With approval of a US$20M loan from the World Bank to support a programme geared towards capacity building for Petroleum Resources Governance and Management, the South American country of Guyana is hoping to continue putting systems in place that could see it benefiting from the massive windfall expected from oil production.
In its appraisal of the US$20M programme, the World Bank said projected investments over the life of the initial planned developments by the private operators – which will develop around 20 percent of Guyana’s total gross recoverable resources – amount to US$19.4 billion.
The estimated export revenues at US$54/barrel from these initial projects alone could be around US$72.8 billion and government revenue around US$45.4 billion over the life of the projects (or an average of around US$2.1 billion/year). To put it in perspective, Guyana’s total government revenues were US$0.9 billion in 2017. The size of the discoveries presents, thus, an historic opportunity for Guyana to leverage the revenues generated from oil production into sustainable development and inclusive growth.
The international financial institution says the O&G sector in Guyana currently accounts for less than one percent of the country’s GDP but, in light of the major discoveries made so far and the considerable potential for additional oil and gas discoveries, it is expected to become a major economic driver. As current and forecasted O&G mega-project investments come on-line, Guyana is likely to achieve higher economic growth rates than ever before: growth is expected to accelerate from 2.1 percent in 2017 to 4.8 percent in 2018 in the run-up to the start of oil production in 2020. GDP growth is projected to briefly grow rapidly as new oil fields come into production while Gross National Product (GNP) – which excludes transfers abroad – will accelerate at a lower rate but remain sustainable over time.
The main economic impact of the oil sector on Guyana is expected to take place through oil revenues, which offer an opportunity to expand public investment in both human and physical capital, lifting key constraints to inclusive growth, the World Bank says.
The O&G sector is also expected to impact the economy through the sector’s demand for services and infrastructure, job creation, and the potential provision of cheaper and cleaner electricity – if Guyana’s new-found natural gas resources replace the costly, CO2 heavy and highly polluting Heavy Fuel Oil (HFO) in power generation.
However, the potential benefits do not come without a number of challenges.

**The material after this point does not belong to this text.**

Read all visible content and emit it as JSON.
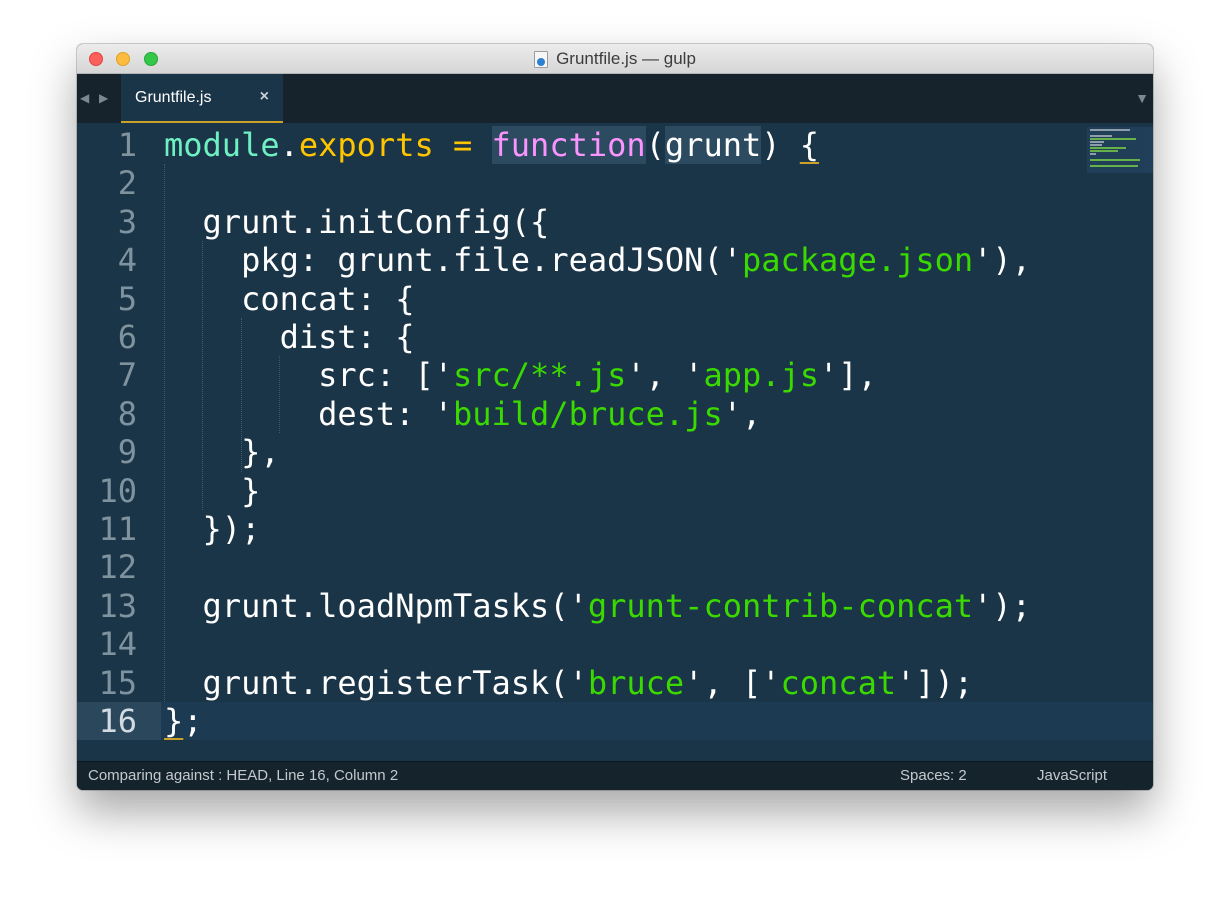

As a new oil and gas producer, Guyana lacks the policy, legal and regulatory frameworks and institutional capacity needed to maximize the benefits from expected oil revenues and minimize downside risks associated with oil revenues and growth of the sector.

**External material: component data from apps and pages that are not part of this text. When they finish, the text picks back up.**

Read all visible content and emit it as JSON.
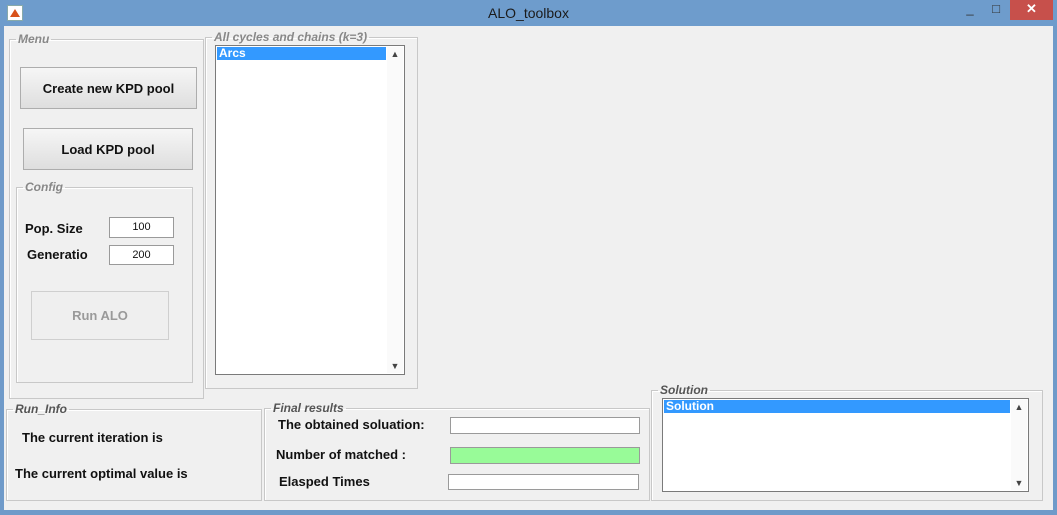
{
  "window": {
    "title": "ALO_toolbox",
    "controls": {
      "minimize": "_",
      "maximize": "□",
      "close": "✕"
    }
  },
  "menu": {
    "legend": "Menu",
    "create_button": "Create new KPD pool",
    "load_button": "Load KPD pool",
    "config": {
      "legend": "Config",
      "pop_size_label": "Pop. Size",
      "pop_size_value": "100",
      "generation_label": "Generatio",
      "generation_value": "200"
    },
    "run_button": "Run ALO"
  },
  "cycles": {
    "legend": "All cycles and chains (k=3)",
    "items": [
      "Arcs"
    ]
  },
  "run_info": {
    "legend": "Run_Info",
    "current_iteration_label": "The current iteration is",
    "current_optimal_label": "The current optimal value is"
  },
  "final_results": {
    "legend": "Final results",
    "obtained_solution_label": "The obtained soluation:",
    "obtained_solution_value": "",
    "matched_label": "Number of matched :",
    "matched_value": "",
    "elapsed_label": "Elasped Times",
    "elapsed_value": ""
  },
  "solution": {
    "legend": "Solution",
    "items": [
      "Solution"
    ]
  },
  "colors": {
    "titlebar": "#6e9ccc",
    "selection": "#3399ff",
    "matched_field": "#98fb98",
    "close_button": "#c7504b"
  }
}
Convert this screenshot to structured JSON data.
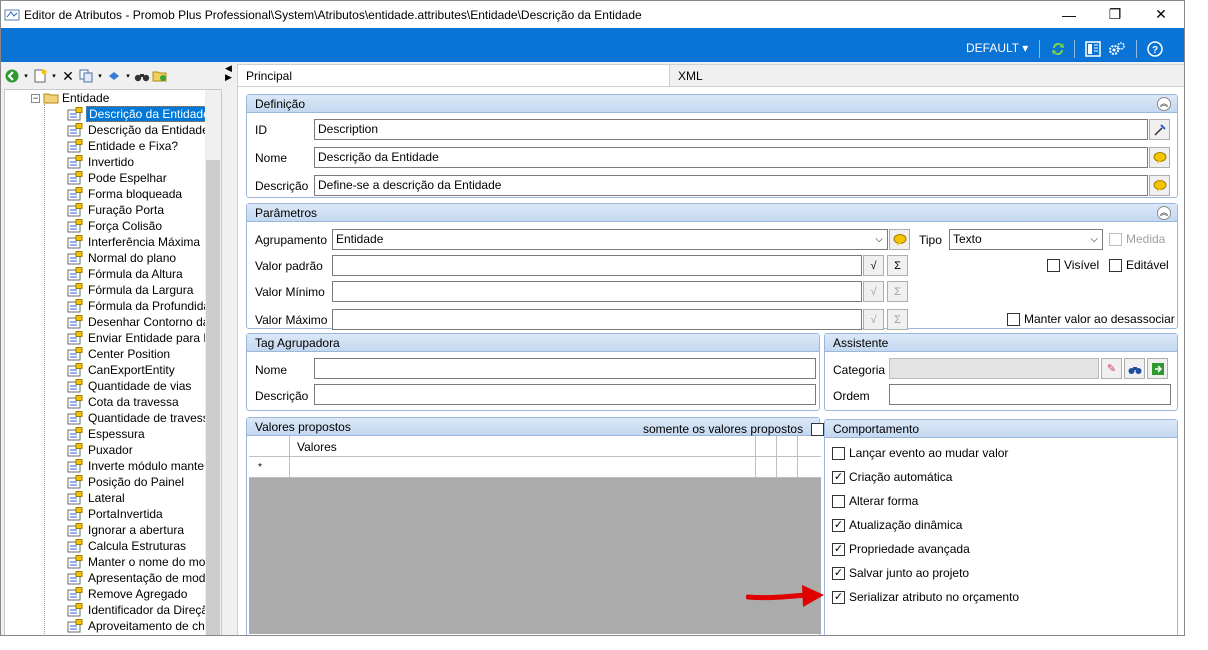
{
  "window": {
    "title": "Editor de Atributos - Promob Plus Professional\\System\\Atributos\\entidade.attributes\\Entidade\\Descrição da Entidade",
    "minimize": "—",
    "maximize": "❐",
    "close": "✕"
  },
  "bluebar": {
    "profile": "DEFAULT ▾",
    "color": "#0a73d6"
  },
  "toolbar_icons": [
    "back-icon",
    "new-icon",
    "delete-icon",
    "copy-icon",
    "move-icon",
    "find-icon",
    "refresh-folder-icon"
  ],
  "tree": {
    "root": "Entidade",
    "items": [
      "Descrição da Entidade",
      "Descrição da Entidade",
      "Entidade e Fixa?",
      "Invertido",
      "Pode Espelhar",
      "Forma bloqueada",
      "Furação Porta",
      "Força Colisão",
      "Interferência Máxima",
      "Normal do plano",
      "Fórmula da Altura",
      "Fórmula da Largura",
      "Fórmula da Profundidade",
      "Desenhar Contorno da M",
      "Enviar Entidade para Dy",
      "Center Position",
      "CanExportEntity",
      "Quantidade de vias",
      "Cota da travessa",
      "Quantidade de travessa",
      "Espessura",
      "Puxador",
      "Inverte módulo mantend",
      "Posição do Painel",
      "Lateral",
      "PortaInvertida",
      "Ignorar a abertura",
      "Calcula Estruturas",
      "Manter o nome do model",
      "Apresentação de modelo",
      "Remove Agregado",
      "Identificador da Direção",
      "Aproveitamento de chap"
    ]
  },
  "tabs": {
    "principal": "Principal",
    "xml": "XML"
  },
  "definicao": {
    "title": "Definição",
    "id_label": "ID",
    "id_value": "Description",
    "nome_label": "Nome",
    "nome_value": "Descrição da Entidade",
    "descricao_label": "Descrição",
    "descricao_value": "Define-se a descrição da Entidade"
  },
  "parametros": {
    "title": "Parâmetros",
    "agrupamento_label": "Agrupamento",
    "agrupamento_value": "Entidade",
    "tipo_label": "Tipo",
    "tipo_value": "Texto",
    "medida_label": "Medida",
    "valor_padrao_label": "Valor padrão",
    "valor_minimo_label": "Valor Mínimo",
    "valor_maximo_label": "Valor Máximo",
    "visivel_label": "Visível",
    "editavel_label": "Editável",
    "manter_label": "Manter valor ao desassociar"
  },
  "tag": {
    "title": "Tag Agrupadora",
    "nome_label": "Nome",
    "descricao_label": "Descrição"
  },
  "assistente": {
    "title": "Assistente",
    "categoria_label": "Categoria",
    "ordem_label": "Ordem"
  },
  "valores": {
    "title": "Valores propostos",
    "somente_label": "somente os valores propostos",
    "col_valores": "Valores",
    "new_row_marker": "*"
  },
  "comportamento": {
    "title": "Comportamento",
    "items": [
      {
        "label": "Lançar evento ao mudar valor",
        "checked": false
      },
      {
        "label": "Criação automática",
        "checked": true
      },
      {
        "label": "Alterar forma",
        "checked": false
      },
      {
        "label": "Atualização dinâmica",
        "checked": true
      },
      {
        "label": "Propriedade avançada",
        "checked": true
      },
      {
        "label": "Salvar junto ao projeto",
        "checked": true
      },
      {
        "label": "Serializar atributo no orçamento",
        "checked": true
      }
    ]
  },
  "annotation_arrow_color": "#e00000"
}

The O&G sector affects multiple layers of the economy, impacts the livelihoods of present and future generations, the environment and local communities. If poorly managed, the development of O&G resources can be economically and socially costly for the country, failing to lead to sustainable economic growth, poverty reduction, and shared prosperity.
Additionally, there are environmental and social risks – usually low frequency but high impact – associated with O&G production that require effective and constant monitoring as well as significant investment in environmental damage prevention and response capacity, among others.
Notwithstanding, based on experience in resource-rich countries such as Australia, Canada, the United States, Chile, Botswana, several Gulf countries, Norway and others, positive impacts on overall poverty levels are achievable while mitigating risks. The World Bank said this could be achieved with good governance, investments in the quality and capacity of public and private institutions, investments in skills and technological capacities, efficient and transparent revenue collection and management, and sound macroeconomic and fiscal management policies.
To date, the ExxonMobil-led consortium of Hess and CNOOC has found more than 5.5 billion barrels of recoverable oil in Guyana’s Stabroek Block with first oil expected by 2020 from for the Liza Phase 1 Development. Multiple developments are expected over the next decade that could see Guyana production exceeding 750,000 barrels per day as early as 2025.